A friend of mine introduced me to a great article about Generation Y [3] that pegged the generation perfectly. While I don’t wear flip-flops to work, I do listen to music while I’m at work (so do many of my co-workers). I think anyone in my generation should read the article and realize none of us fit into the corporate mold. And for those of you in the older generation, you should definitely read it and understand the other side’s perspective.

“Generation Y is much less likely to respond to the traditional command-and-control type of management still popular in much of today’s workforce,” says Jordan Kaplan, an associate managerial science professor at Long Island University-Brooklyn in New York. “They’ve grown up questioning their parents, and now they’re questioning their employers. They don’t know how to shut up, which is great, but that’s aggravating to the 50-year-old manager who says, ‘Do it and do it now.’ “

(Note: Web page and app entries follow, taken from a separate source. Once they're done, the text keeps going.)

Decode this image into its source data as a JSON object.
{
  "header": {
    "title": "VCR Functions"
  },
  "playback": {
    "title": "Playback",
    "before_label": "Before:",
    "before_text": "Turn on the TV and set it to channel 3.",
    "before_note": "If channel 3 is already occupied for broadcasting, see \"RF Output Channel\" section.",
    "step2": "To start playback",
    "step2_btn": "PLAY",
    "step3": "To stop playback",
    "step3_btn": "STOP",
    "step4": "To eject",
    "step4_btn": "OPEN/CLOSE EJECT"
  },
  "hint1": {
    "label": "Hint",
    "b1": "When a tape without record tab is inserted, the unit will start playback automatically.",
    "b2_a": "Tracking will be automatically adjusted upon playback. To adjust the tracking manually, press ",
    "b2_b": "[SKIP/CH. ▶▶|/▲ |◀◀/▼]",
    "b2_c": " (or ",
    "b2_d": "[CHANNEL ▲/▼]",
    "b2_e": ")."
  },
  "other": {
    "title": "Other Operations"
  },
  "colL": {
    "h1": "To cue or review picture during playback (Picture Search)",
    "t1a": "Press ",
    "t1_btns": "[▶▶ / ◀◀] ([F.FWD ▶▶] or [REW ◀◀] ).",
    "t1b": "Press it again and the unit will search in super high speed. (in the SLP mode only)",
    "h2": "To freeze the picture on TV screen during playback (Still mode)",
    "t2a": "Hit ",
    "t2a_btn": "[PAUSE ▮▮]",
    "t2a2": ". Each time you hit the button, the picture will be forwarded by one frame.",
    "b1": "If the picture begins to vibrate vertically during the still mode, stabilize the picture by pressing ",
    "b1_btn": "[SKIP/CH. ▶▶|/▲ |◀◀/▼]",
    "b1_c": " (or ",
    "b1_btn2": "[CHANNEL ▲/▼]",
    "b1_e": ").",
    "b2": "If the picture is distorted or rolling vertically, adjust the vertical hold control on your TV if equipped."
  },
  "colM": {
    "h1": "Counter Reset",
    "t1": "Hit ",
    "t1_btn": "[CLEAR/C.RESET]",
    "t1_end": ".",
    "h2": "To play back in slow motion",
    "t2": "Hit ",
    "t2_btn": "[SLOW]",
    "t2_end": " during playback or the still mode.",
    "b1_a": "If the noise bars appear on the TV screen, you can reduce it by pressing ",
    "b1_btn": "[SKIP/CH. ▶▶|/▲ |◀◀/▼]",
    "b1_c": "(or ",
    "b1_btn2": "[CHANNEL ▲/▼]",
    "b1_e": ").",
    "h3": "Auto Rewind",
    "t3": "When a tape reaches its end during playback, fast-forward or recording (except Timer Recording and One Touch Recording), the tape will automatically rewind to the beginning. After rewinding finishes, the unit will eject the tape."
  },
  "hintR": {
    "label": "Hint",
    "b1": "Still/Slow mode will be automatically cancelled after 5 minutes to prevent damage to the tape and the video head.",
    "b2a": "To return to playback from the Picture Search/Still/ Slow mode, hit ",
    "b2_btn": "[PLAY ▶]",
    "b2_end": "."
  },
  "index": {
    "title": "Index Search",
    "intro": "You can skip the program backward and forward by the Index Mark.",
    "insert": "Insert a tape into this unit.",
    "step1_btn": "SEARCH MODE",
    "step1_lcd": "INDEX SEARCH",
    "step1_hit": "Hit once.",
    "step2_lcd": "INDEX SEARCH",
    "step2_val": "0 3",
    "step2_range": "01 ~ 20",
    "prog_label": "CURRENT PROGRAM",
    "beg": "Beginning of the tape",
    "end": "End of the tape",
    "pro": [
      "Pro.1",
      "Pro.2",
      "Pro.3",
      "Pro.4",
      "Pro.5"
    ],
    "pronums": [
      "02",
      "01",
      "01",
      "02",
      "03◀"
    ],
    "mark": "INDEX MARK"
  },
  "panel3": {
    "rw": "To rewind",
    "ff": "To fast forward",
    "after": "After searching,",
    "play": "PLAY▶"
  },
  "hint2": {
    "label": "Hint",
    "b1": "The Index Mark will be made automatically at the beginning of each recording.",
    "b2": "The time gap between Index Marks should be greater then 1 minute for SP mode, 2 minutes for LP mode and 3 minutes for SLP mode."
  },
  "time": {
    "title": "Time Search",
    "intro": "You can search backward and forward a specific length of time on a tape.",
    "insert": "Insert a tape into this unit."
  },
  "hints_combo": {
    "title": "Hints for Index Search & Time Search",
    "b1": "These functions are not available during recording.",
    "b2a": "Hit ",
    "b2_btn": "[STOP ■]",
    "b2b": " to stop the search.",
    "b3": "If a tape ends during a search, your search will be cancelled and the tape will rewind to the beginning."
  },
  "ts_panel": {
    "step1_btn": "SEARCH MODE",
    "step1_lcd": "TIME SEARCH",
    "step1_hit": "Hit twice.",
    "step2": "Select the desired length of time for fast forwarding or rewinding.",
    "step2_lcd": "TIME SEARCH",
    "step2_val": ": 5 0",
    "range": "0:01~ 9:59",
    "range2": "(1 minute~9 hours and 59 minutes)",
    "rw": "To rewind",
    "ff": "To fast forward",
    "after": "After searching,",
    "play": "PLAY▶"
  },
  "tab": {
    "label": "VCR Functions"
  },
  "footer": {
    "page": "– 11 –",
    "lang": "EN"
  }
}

One shouldn’t mistaken “questioning” with “defiance.” Our generation has grown up with leaders who are of questionable morals (teachers sleeping with their students, execs committing frauds, Presidents who are liars [Nixon] or adulterers [Clinton]) and so who’s to say management has the right idea. It’s a fine line between being right because your wealth of experience says so and being wrong because time has flown by and left you in the dust.

They have financial smarts. We need to be financially smart because we have no choice. We won’t depend on social security because we don’t think it’ll be around. We don’t think that we’ll stick around a company long enough to get a pension, let alone believe the company will exist in 40 years to take care of us. Check out Enron, Worldcom, any of the airlines, etc – how are their pensions doing? The social security lock box is filled with IOUs. You have to fend for yourself because no one (government, company, etc) is going to take care of you if you mess up, and they shouldn’t.

Work-life balance isn’t just a buzz word. We show up to work and look into the next cubicle and see that guy who has the glazed over look of years working in a cubicle farm… we don’t want to be that guy (or girl). You work to live, you don’t live to work.

Change, change, change. If I were to ask all of my friends, perhaps only one would see themselves in the same job in 5 years. Even the most risk-averse of my friends (and this guy is ridiculously risk averse) says he’d weigh his options after five years.

There are more things the article mentions but I’ll let you read it for yourself. I think the part about being computer savvy (when your co-workers use the classic hunt-and-peck single finger typing strategy) will resonate clearly with many.